The following supplements a panel discussion led by Michael Gibson at ALFA International’s 2014 Construction Seminar, “Survival of the Smartest: Prospering Through Technology, Innovation and Adaptation in an Evolving Market” held at The Grove Park Inn, Asheville, North Carolina, on July 30-August 1, 2014.
The construction industry is highly risk prone. Since the days of Hammurabi, the construction industry has faced some of the greatest risks of all businesses and disciplines—safety, poor weather, collections, litigation, and numerous, overlapping regulations, to name a few. Not only is the industry vulnerable but it also has a disappointing record in coping with risks. Disappointing because many known risk factors are readily identifiable.
As the United States continues its trek out of The Great Recession, managing construction’s internal and external risks remains paramount for the success of all stakeholders: owners, builders, designers, engineers, insurers and sureties alike.
Risk has many faces. It can be a threat or an opportunity. It can be known or unknown, predictable or unforeseeable, quantifiable or simply subject to gut instincts and intuition. No matter the shape or form it takes, risk must be accepted, accounted for and addressed.
Risk management is designed to reduce or eliminate the risk of certain kinds of events happening or having an impact on a business.

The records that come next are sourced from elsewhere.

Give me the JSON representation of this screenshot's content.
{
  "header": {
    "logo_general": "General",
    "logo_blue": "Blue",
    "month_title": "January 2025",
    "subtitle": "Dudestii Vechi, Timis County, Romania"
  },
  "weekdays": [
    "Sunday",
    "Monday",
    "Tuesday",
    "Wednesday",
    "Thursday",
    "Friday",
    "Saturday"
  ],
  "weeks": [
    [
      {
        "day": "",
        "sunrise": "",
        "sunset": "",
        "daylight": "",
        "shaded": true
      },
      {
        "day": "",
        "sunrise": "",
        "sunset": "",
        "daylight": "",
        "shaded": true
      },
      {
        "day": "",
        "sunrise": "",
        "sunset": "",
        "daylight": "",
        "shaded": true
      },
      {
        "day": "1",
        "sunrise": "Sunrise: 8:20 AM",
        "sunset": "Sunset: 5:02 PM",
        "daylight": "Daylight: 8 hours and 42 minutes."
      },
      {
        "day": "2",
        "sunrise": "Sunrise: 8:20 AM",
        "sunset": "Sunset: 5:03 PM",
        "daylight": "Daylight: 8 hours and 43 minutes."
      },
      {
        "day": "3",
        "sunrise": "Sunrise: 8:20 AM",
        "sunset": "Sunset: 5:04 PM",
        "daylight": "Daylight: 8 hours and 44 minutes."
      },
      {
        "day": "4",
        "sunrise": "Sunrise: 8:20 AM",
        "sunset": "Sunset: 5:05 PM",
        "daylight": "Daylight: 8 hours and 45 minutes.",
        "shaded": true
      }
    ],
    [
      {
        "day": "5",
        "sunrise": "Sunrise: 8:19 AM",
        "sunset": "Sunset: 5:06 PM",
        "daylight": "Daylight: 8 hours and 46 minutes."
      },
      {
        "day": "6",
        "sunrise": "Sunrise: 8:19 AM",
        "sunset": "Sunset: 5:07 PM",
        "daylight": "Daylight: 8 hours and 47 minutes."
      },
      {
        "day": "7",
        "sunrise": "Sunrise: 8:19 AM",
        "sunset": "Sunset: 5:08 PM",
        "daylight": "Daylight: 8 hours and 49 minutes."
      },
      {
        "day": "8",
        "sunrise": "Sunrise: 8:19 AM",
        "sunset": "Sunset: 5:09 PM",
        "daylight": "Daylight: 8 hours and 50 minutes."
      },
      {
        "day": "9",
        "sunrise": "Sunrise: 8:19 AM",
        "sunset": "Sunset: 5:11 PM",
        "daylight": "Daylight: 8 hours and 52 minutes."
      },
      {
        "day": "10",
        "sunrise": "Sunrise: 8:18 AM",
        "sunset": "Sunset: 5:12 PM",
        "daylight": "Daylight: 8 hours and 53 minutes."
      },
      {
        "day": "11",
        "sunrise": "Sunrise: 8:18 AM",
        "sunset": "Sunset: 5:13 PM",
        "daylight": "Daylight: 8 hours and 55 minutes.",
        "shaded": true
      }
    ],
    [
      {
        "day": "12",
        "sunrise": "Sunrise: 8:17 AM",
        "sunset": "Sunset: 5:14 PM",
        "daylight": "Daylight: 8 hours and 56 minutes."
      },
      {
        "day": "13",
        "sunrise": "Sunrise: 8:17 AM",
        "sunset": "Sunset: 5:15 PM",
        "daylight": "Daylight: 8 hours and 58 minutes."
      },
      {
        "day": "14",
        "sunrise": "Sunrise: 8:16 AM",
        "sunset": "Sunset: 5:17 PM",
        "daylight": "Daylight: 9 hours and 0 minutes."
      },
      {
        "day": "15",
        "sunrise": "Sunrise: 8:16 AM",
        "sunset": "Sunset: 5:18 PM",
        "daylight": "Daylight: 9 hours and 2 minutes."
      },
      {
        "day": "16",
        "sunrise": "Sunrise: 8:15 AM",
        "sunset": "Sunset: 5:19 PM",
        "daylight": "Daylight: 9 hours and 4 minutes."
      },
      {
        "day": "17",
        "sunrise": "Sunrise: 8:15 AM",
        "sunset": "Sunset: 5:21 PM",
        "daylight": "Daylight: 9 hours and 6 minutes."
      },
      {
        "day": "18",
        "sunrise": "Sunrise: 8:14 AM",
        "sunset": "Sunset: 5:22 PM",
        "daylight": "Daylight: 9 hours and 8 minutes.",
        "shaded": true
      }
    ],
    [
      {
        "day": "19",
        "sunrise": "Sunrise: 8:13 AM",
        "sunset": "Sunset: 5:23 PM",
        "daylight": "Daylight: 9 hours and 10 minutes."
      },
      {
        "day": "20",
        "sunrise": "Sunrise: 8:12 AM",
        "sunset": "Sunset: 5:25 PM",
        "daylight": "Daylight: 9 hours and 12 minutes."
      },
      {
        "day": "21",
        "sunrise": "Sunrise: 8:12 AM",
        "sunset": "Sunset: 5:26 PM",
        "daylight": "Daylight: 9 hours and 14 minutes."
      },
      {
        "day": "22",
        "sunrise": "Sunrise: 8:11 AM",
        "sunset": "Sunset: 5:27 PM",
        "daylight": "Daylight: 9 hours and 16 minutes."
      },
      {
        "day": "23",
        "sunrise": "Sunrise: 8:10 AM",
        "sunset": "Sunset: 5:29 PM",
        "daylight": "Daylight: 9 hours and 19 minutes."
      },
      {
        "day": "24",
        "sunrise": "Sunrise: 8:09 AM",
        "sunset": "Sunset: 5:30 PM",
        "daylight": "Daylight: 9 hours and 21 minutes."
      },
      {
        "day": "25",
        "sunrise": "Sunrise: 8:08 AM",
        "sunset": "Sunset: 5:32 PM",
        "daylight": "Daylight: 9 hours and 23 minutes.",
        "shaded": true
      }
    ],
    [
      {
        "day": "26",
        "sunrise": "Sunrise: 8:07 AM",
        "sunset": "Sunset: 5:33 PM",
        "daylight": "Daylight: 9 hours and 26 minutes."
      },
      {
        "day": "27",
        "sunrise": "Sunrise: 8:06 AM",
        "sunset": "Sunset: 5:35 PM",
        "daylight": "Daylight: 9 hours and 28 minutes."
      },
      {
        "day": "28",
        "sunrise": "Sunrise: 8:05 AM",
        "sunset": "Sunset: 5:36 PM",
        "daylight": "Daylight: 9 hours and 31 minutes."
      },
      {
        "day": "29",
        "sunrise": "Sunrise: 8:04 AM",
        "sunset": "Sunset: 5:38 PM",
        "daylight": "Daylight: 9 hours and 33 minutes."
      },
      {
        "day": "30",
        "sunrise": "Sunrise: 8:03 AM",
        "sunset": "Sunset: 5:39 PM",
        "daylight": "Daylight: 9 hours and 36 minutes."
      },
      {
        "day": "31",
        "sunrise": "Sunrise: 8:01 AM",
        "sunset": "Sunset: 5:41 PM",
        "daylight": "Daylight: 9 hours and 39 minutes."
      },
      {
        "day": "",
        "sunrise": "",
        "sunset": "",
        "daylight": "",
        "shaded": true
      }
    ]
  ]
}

This requires a proactive (as opposed to reactive) approach, as the success or failure of any enterprise is often determined in the planning stage, not after risk’s consequences have resulted in a claim or lawsuit.